-These bells can be "silenced" by using the magnet provided on the bell.
-The ring of the bell is gentle and does not cause any audible discomfort.
-Not all dogs wear the bells, it depends on the character and behaviour of the dog.
All dogs are placed in spots in the vehicle that are safe from accidents and conflicts. Playgroup has bespoke steel cages to ensure your dogs that need their own space will always be able to sit up and turn around in their cage. There are no sharp bits for them to be injured on in transit, and no dog leaves the car without being secured first. There is also an "open area" between the cages and the drivers cab which is padded and floored with non-slip rubber matting which can be very comfortably shared between dogs of the same household and dogs that are solid friends. Playgroup's vehicle is a "Berlingo Multispace", which is a people carrier and NOT a van. I decided that a car designed for transporting living passengers is far better than a van designed for lugging paint and furniture, letting the dogs benefit from air circulation, light and space!
Let's be honest, we wouldn't like to be lugged around in the back of a dark van, would we?
There are many reasons why a non nuetered dog can be problematic. They are very prone to being attracted to females in season which can cause them to get themselves lost, and they can also be confrontational or overly boisterous with other non nuetered dogs.
For these reasons, I can only walk females in season on solo walks in secluded areas, and I can only walk non neutered males with a long line attached or lead. The latter however does also depend on the dog's personality.

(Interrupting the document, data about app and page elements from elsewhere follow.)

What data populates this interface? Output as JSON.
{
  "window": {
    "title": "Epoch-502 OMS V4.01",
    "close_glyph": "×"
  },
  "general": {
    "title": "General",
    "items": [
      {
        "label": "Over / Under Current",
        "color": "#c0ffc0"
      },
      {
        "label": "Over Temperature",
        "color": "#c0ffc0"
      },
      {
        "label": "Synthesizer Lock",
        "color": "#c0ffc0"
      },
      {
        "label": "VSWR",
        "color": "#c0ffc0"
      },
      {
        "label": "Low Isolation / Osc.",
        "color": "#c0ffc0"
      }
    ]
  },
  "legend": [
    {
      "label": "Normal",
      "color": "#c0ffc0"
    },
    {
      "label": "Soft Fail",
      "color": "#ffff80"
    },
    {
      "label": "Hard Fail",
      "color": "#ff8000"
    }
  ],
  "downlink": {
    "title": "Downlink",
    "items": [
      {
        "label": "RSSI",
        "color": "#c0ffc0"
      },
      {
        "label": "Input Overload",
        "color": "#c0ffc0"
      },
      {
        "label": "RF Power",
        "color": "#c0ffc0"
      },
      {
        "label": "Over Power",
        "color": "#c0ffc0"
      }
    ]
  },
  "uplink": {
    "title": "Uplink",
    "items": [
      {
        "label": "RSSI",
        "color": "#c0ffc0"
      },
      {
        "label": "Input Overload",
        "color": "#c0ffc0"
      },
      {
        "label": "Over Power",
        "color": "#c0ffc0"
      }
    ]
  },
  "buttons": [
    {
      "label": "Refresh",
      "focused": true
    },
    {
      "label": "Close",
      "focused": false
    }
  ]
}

Dog walkers need to be well prepared and equipped to ensure all sitations and scenarios can be delt with. My dog walking belt allows me to attach dogs to allow for hands free walking (ideal for unloading dogs in the car parks) and keeps my treats, water bottle, phone, leads, tennis balls and doggy bags all readily at hand!
For situations in which your dog may cut themsleves or suffer other minor injuries, I carry around a medical kit that includes the following:
- Pods of Saline - to wash away dirt and debris from your pet's eyes and other areas.
- Dressings with Ties - to cover any injury.
- Foil Blanket - to retain body warmth and help combat shock, used to wrap your pet on the journey to the vets.
- Gauze Swabs - To make a wet wipe or used for cleaning up fluid or saline.
- Microporous Tape - roll of paper tape for holding dressings or bandages in place.
- Conforming Bandage - used around a limb if a sprain is suspected.
- Vinyl Gloves - To keep myself clean and to insure I don't cross contaminate with the dog.
- Plastic Pouches - to cover foot injuries and help keep them clean.
- Alcohol Free Cleansing Wipes - to clean wounds prior to applying dressings.
- Scissors & Tweezers.
Every single dog Playgroup has on its books has a PDF form, or a "personal details form". These are the forms I fill in when I come to meet you and your dog for the first time that documents health issues, registered vetinarian, vital stats and behavioural tendancies. These PDF forms are stored electronically on mobile devices so I can reference them anytime, anywhere!
Regardless of Playgroup's seafety measures; dogs being bouncy, energetic, animals may hurt themselves. To keep your mind at ease Playgroup Dog Activities is fully insured with the pet industries leading insurer. Our insurance protects your pet from accidents and vet bills, the general public and your home from things such as breakages or loss of keys! For full insurance details, don't hesitate to ask to see the documents!
If the thought of letting me into your home while you're away is concerning you, don't worry. I'm DBS (CRB) checked and can produce the certificate whenever you wish!